WORK ORDER => Quote the data below in full, please, without altering anything.

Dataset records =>
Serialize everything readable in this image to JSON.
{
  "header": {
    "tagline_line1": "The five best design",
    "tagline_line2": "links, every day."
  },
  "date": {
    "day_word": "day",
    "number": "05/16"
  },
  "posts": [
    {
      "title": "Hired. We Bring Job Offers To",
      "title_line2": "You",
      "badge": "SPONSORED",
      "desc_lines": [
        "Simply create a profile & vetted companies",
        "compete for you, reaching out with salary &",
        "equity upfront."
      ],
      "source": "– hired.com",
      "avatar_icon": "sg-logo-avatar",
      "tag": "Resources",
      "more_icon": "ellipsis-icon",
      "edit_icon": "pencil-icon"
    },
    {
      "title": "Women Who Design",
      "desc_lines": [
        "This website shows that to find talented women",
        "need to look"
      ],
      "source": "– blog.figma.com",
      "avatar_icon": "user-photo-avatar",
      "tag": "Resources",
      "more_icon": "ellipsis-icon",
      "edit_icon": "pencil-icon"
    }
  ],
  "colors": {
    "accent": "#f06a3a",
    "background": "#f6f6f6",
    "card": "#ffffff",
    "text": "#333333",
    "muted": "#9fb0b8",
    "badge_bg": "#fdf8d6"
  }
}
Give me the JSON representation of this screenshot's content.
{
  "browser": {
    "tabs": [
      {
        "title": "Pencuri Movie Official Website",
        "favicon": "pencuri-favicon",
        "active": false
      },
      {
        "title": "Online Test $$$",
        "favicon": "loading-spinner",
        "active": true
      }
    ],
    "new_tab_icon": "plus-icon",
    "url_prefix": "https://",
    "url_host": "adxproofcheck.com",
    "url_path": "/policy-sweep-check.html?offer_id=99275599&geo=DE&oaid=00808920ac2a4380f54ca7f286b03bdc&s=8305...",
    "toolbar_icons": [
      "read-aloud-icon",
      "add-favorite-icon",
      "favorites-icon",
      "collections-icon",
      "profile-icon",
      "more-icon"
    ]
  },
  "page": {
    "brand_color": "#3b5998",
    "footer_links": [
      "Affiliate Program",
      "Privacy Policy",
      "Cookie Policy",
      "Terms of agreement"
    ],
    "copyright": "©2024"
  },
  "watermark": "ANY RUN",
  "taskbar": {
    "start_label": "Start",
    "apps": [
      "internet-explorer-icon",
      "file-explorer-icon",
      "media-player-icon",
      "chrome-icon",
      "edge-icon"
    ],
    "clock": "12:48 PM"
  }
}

ANSWER TO THE EXERCISE =>
Serialize everything readable in this image to JSON.
{
  "header": {
    "tagline_line1": "The five best design",
    "tagline_line2": "links, every day."
  },
  "date": {
    "day_word": "day",
    "number": "05/16"
  },
  "posts": [
    {
      "title": "Hired. We Bring Job Offers To",
      "title_line2": "You",
      "badge": "SPONSORED",
      "desc_lines": [
        "Simply create a profile & vetted companies",
        "compete for you, reaching out with salary &",
        "equity upfront."
      ],
      "source": "– hired.com",
      "avatar_icon": "sg-logo-avatar",
      "tag": "Resources",
      "more_icon": "ellipsis-icon",
      "edit_icon": "pencil-icon"
    },
    {
      "title": "Women Who Design",
      "desc_lines": [
        "This website shows that to find talented women",
        "need to look"
      ],
      "source": "– blog.figma.com",
      "avatar_icon": "user-photo-avatar",
      "tag": "Resources",
      "more_icon": "ellipsis-icon",
      "edit_icon": "pencil-icon"
    }
  ],
  "colors": {
    "accent": "#f06a3a",
    "background": "#f6f6f6",
    "card": "#ffffff",
    "text": "#333333",
    "muted": "#9fb0b8",
    "badge_bg": "#fdf8d6"
  }
}
Give me the JSON representation of this screenshot's content.
{
  "browser": {
    "tabs": [
      {
        "title": "Pencuri Movie Official Website",
        "favicon": "pencuri-favicon",
        "active": false
      },
      {
        "title": "Online Test $$$",
        "favicon": "loading-spinner",
        "active": true
      }
    ],
    "new_tab_icon": "plus-icon",
    "url_prefix": "https://",
    "url_host": "adxproofcheck.com",
    "url_path": "/policy-sweep-check.html?offer_id=99275599&geo=DE&oaid=00808920ac2a4380f54ca7f286b03bdc&s=8305...",
    "toolbar_icons": [
      "read-aloud-icon",
      "add-favorite-icon",
      "favorites-icon",
      "collections-icon",
      "profile-icon",
      "more-icon"
    ]
  },
  "page": {
    "brand_color": "#3b5998",
    "footer_links": [
      "Affiliate Program",
      "Privacy Policy",
      "Cookie Policy",
      "Terms of agreement"
    ],
    "copyright": "©2024"
  },
  "watermark": "ANY RUN",
  "taskbar": {
    "start_label": "Start",
    "apps": [
      "internet-explorer-icon",
      "file-explorer-icon",
      "media-player-icon",
      "chrome-icon",
      "edge-icon"
    ],
    "clock": "12:48 PM"
  }
}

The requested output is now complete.